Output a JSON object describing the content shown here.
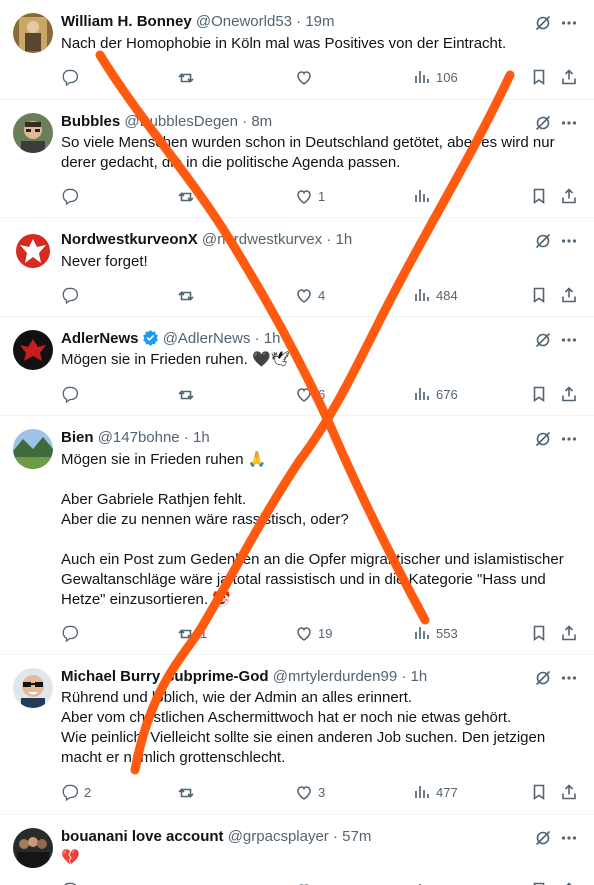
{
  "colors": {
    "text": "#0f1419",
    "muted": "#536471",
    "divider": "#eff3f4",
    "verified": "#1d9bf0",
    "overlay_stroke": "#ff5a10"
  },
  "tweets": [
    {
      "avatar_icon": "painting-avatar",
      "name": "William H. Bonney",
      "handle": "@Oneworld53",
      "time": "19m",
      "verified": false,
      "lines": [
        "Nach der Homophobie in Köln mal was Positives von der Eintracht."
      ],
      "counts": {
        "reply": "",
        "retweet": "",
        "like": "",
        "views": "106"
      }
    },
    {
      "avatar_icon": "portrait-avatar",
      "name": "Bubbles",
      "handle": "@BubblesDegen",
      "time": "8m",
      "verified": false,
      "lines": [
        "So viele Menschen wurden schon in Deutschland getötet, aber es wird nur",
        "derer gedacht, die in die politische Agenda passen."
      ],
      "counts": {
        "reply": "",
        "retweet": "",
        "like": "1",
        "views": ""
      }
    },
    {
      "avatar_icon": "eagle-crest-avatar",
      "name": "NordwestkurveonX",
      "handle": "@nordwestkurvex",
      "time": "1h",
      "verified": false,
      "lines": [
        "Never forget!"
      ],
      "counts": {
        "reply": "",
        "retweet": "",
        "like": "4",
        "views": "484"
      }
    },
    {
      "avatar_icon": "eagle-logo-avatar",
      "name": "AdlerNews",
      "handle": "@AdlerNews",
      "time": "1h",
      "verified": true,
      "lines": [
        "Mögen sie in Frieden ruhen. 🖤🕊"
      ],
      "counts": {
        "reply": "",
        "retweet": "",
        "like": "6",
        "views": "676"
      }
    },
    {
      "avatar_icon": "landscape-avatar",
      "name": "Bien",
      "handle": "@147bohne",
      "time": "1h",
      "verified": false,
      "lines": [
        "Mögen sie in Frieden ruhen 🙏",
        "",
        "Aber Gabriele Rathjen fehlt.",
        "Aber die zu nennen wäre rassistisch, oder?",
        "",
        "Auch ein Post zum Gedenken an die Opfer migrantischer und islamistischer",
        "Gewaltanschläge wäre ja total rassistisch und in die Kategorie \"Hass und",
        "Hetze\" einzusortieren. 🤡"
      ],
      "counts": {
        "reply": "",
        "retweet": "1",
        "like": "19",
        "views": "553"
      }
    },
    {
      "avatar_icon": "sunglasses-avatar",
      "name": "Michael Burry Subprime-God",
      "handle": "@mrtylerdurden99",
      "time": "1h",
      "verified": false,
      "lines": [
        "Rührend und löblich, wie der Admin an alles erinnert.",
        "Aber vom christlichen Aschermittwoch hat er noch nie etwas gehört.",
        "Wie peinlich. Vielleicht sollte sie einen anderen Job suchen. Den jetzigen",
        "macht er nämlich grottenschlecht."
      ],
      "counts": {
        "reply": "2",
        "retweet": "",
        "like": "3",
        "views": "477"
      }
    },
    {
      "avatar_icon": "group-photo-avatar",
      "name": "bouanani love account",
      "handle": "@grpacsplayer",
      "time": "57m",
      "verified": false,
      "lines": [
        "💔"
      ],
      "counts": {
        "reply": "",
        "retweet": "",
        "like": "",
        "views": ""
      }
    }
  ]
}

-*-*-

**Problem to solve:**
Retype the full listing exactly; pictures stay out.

**Solution:**
Output a JSON object describing the content shown here.
{
  "colors": {
    "text": "#0f1419",
    "muted": "#536471",
    "divider": "#eff3f4",
    "verified": "#1d9bf0",
    "overlay_stroke": "#ff5a10"
  },
  "tweets": [
    {
      "avatar_icon": "painting-avatar",
      "name": "William H. Bonney",
      "handle": "@Oneworld53",
      "time": "19m",
      "verified": false,
      "lines": [
        "Nach der Homophobie in Köln mal was Positives von der Eintracht."
      ],
      "counts": {
        "reply": "",
        "retweet": "",
        "like": "",
        "views": "106"
      }
    },
    {
      "avatar_icon": "portrait-avatar",
      "name": "Bubbles",
      "handle": "@BubblesDegen",
      "time": "8m",
      "verified": false,
      "lines": [
        "So viele Menschen wurden schon in Deutschland getötet, aber es wird nur",
        "derer gedacht, die in die politische Agenda passen."
      ],
      "counts": {
        "reply": "",
        "retweet": "",
        "like": "1",
        "views": ""
      }
    },
    {
      "avatar_icon": "eagle-crest-avatar",
      "name": "NordwestkurveonX",
      "handle": "@nordwestkurvex",
      "time": "1h",
      "verified": false,
      "lines": [
        "Never forget!"
      ],
      "counts": {
        "reply": "",
        "retweet": "",
        "like": "4",
        "views": "484"
      }
    },
    {
      "avatar_icon": "eagle-logo-avatar",
      "name": "AdlerNews",
      "handle": "@AdlerNews",
      "time": "1h",
      "verified": true,
      "lines": [
        "Mögen sie in Frieden ruhen. 🖤🕊"
      ],
      "counts": {
        "reply": "",
        "retweet": "",
        "like": "6",
        "views": "676"
      }
    },
    {
      "avatar_icon": "landscape-avatar",
      "name": "Bien",
      "handle": "@147bohne",
      "time": "1h",
      "verified": false,
      "lines": [
        "Mögen sie in Frieden ruhen 🙏",
        "",
        "Aber Gabriele Rathjen fehlt.",
        "Aber die zu nennen wäre rassistisch, oder?",
        "",
        "Auch ein Post zum Gedenken an die Opfer migrantischer und islamistischer",
        "Gewaltanschläge wäre ja total rassistisch und in die Kategorie \"Hass und",
        "Hetze\" einzusortieren. 🤡"
      ],
      "counts": {
        "reply": "",
        "retweet": "1",
        "like": "19",
        "views": "553"
      }
    },
    {
      "avatar_icon": "sunglasses-avatar",
      "name": "Michael Burry Subprime-God",
      "handle": "@mrtylerdurden99",
      "time": "1h",
      "verified": false,
      "lines": [
        "Rührend und löblich, wie der Admin an alles erinnert.",
        "Aber vom christlichen Aschermittwoch hat er noch nie etwas gehört.",
        "Wie peinlich. Vielleicht sollte sie einen anderen Job suchen. Den jetzigen",
        "macht er nämlich grottenschlecht."
      ],
      "counts": {
        "reply": "2",
        "retweet": "",
        "like": "3",
        "views": "477"
      }
    },
    {
      "avatar_icon": "group-photo-avatar",
      "name": "bouanani love account",
      "handle": "@grpacsplayer",
      "time": "57m",
      "verified": false,
      "lines": [
        "💔"
      ],
      "counts": {
        "reply": "",
        "retweet": "",
        "like": "",
        "views": ""
      }
    }
  ]
}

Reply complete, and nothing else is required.